Autumn marks the transition from summer into winter, in September (Northern Hemisphere) or March (Southern Hemisphere) when the arrival of night becomes noticeably earlier.

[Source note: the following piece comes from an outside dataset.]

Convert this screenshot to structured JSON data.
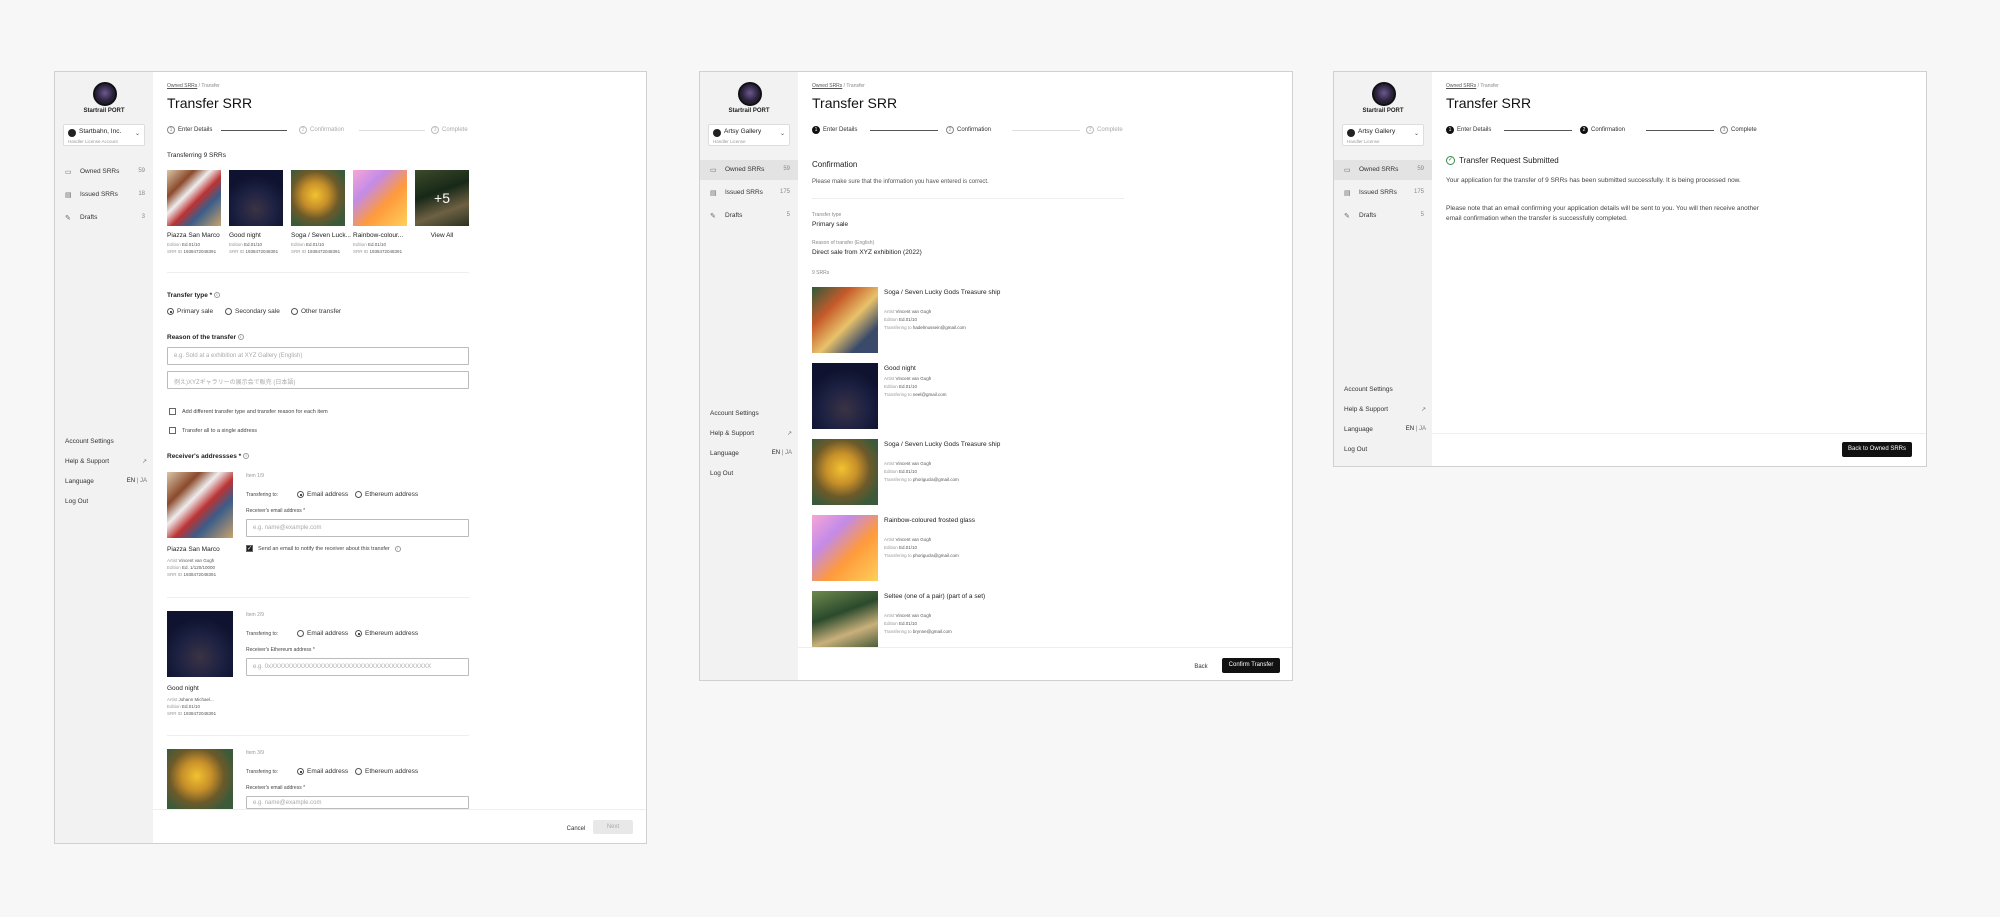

The equinoxes might be expected to be in the middle of their respective seasons, but temperature lag (caused by the thermal latency of the ground and sea) means that seasons appear later than dates calculated from a purely astronomical perspective.

  • Some cultures regard the autumnal equinox as “mid-autumn”, others with a longer lag treat it as the start of autumn.
  • Meteorologists (and most of the temperate countries in the southern hemisphere) use a definition based on months, with autumn being SeptemberOctober and November in the northern hemisphere, and March, April and May in the southern hemisphere.
  • In Ireland, the autumn months according to the national meteorological service, Met Éireann, are September, October and November.
  • However, according to the Irish Calendar which is based on ancient Gaelic traditions, autumn lasts throughout the months of August, September, and October, or possibly a few days later, depending on tradition.
  • The word autumn comes from the Old French word autompne, and was later normalised to the original Latin word autumnus.
  • Before the 16th century, harvest was the term usually used to refer to the season, as it is common in other West Germanic languages to this day.
  • However, as more people gradually moved from working the land to living in towns (especially those who could read and write, the only people whose use of language we now know), the word harvest lost its reference to the time of year and came to refer only to the actual activity of reaping, and autumn, as well as fall, began to replace it as a reference to the season.
  • The alternative word fall for the season traces its origins to old Germanic languages.
  • The term came to denote the season in 16th century England, a contraction of Middle English expressions like “fall of the leaf” and “fall of the year”.
  • During the 17th century, English emigration to the British colonies in North America was at its peak, and the new settlers took the English language with them.
  • Association with the transition from warm to cold weather, and its related status as the season of the primary harvest, has dominated its themes and popular images.
  • In Western cultures, personifications of autumn are usually pretty, well-fed females adorned with fruits, vegetables and grains that ripen at this time.
  • Still extant echoes of these celebrations are found in the mid-autumn Thanksgiving holiday of the United States and Canada, and the Jewish Sukkot holiday with its roots as a full-moon harvest festival of “tabernacles” (huts wherein the harvest was processed and which later gained religious significance).
  • There are also the many North American Indian festivals tied to harvest of autumnally ripe foods gathered in the wild, the Chinese Mid-Autumn or Moon festival, and many others.
  • This view is presented in English poet John Keats’ poem To Autumn, where he describes the season as a time of bounteous fecundity, a time of ‘mellow fruitfulness’.
  • Similar examples may be found in Irish poet William Butler Yeats’ poem The Wild Swans at Coole where the maturing season that the poet observes symbolically represents his own aging self.
  • Autumn has a strong association with American football, as the regular season begins during September and ends with playoff competition in December or January, in the winter season.